How did you go about getting your first book published?

When I finished my first book, a short mystery-romance called Undertow, I was very naive about publishing.  I sent the book out and it came back, rejected, and I threw it into a drawer for a year.  But then I read Phyllis A. Whitney’s wonderful Guide to Fiction Writing, which reminded me that ‘luck can’t happen to manuscripts left in drawers’, so I took her advice and learned all that I could about the business of publishing - studying the markets and the editors, to find the companies that might be interested in publishing my style of writing.  Four years and a lot of stamps later, the book finally sold to a small New York firm.  I’ve always found it funny that, after all those years of wanting to be just like Jo in Little Women, my first book sold for the same advance that Jo was paid for her first book....over a hundred years earlier.

 

What is your writing schedule like?

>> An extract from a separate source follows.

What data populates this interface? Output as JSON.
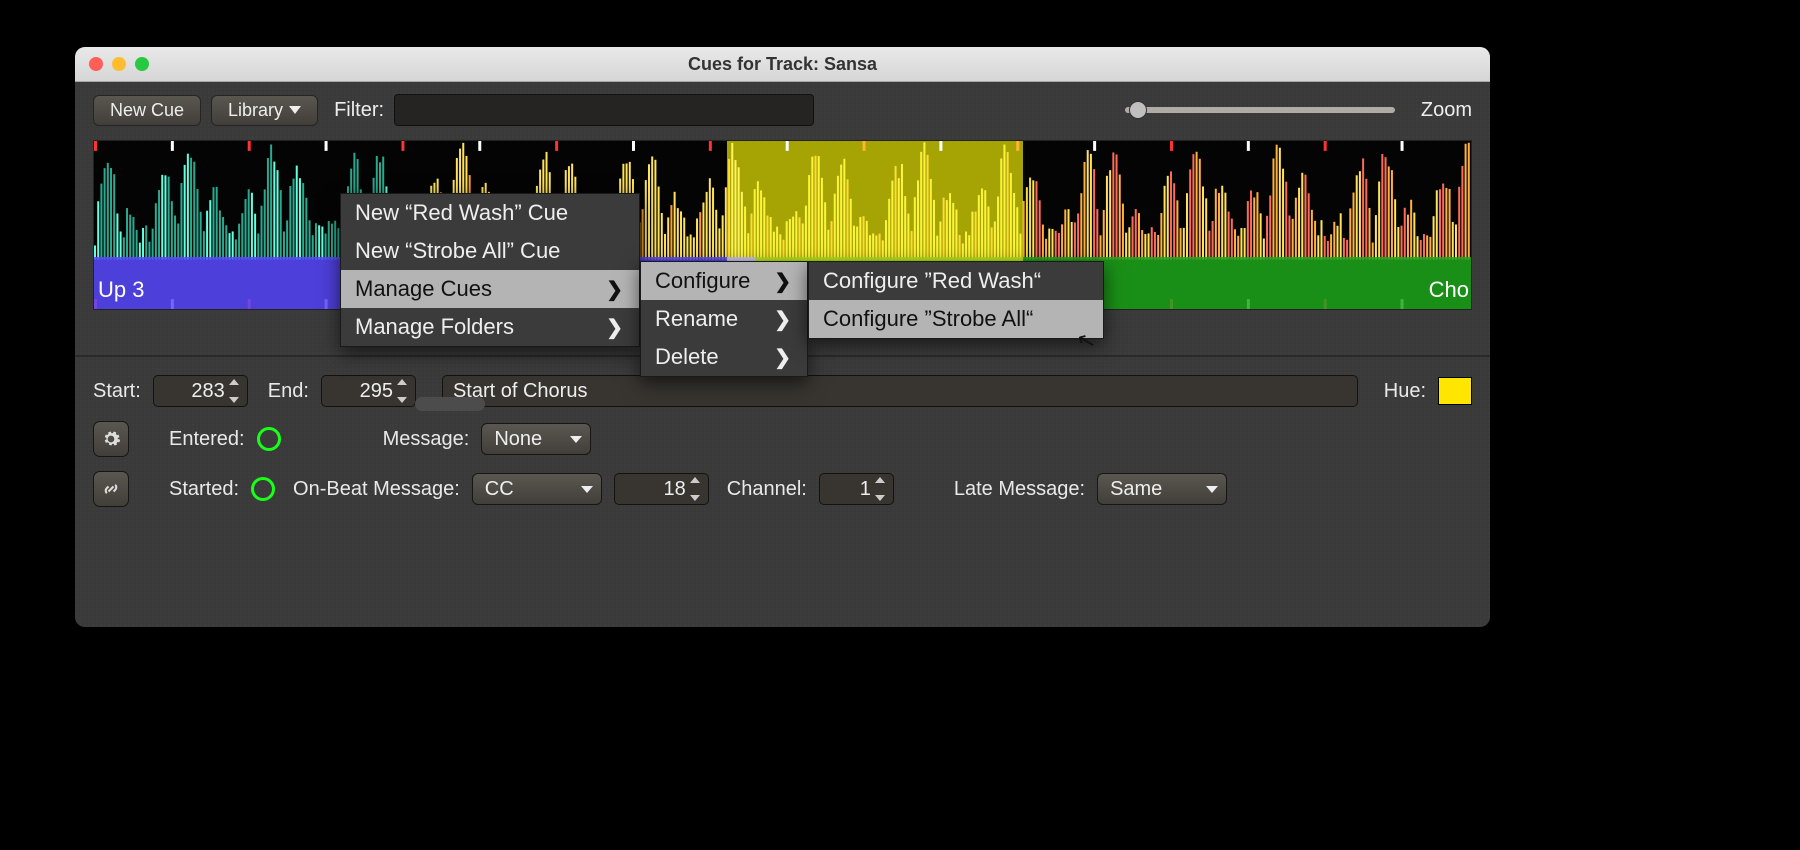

It changes.  In the beginning, because I had another job - first as a museum curator, then when that became too difficult to juggle with my writing time, a waitress - I wrote at night.  That was the only time available to me, and besides, I liked the peace and quiet, and my subconscious seemed somehow more active at night.  Then, when I had children, my writing time became their nap time - early afternoon, because by nighttime I was too exhausted to do much real writing.  Now that they’re a little older, I’m more fluid in my schedule - sometimes morning, sometimes afternoon, and even sometimes back to those late nights I used to love the best.  When I get near the end of a book though, I write at all hours, whenever I can, because the story by that point is coming much faster and I’m so wrapped up in it then I don’t like coming out of it.

 

How do you go about your research?

As a former museum curator, getting the facts right is very important to me.  I always travel to my settings, because I need to have that sensory detail - how a street’s sound changes with the night, what trees are growing by the road, and how the air smells when I breathe it.  And I come home with hundreds of photographs, to help me hold those memories.  But the research doesn’t stop with setting.  For Every Secret Thing, because the mystery had its roots in World War II, I had to learn from those who’d worked in the intelligence community in those years, and the stories that they told me shaped the actions of my characters.  The research and the writing form a symbiotic process - what I research drives my writing, and what I write determines what I need to research.  It’s a process that begins when a story first starts to take shape, and continues right through to the end.

 

So how do your stories start to take shape?  Where do you get your ideas?

There’s no simple answer to that - every story is different.  Every Secret Thing had its beginnings in a dinner party conversation, when I heard the tale of someone who had witnessed some illegal goings-on while serving overseas in World War II.  Unable to get anyone to act on the matter, the man had at last made arrangements to meet with a journalist.  ‘But he died,’ so I was told, ‘before the meeting could take place.’  I might have afterwards forgotten all the details of the story, but the ending had lodged firmly in my own imagination, and the character of Andrew Deacon started to take form.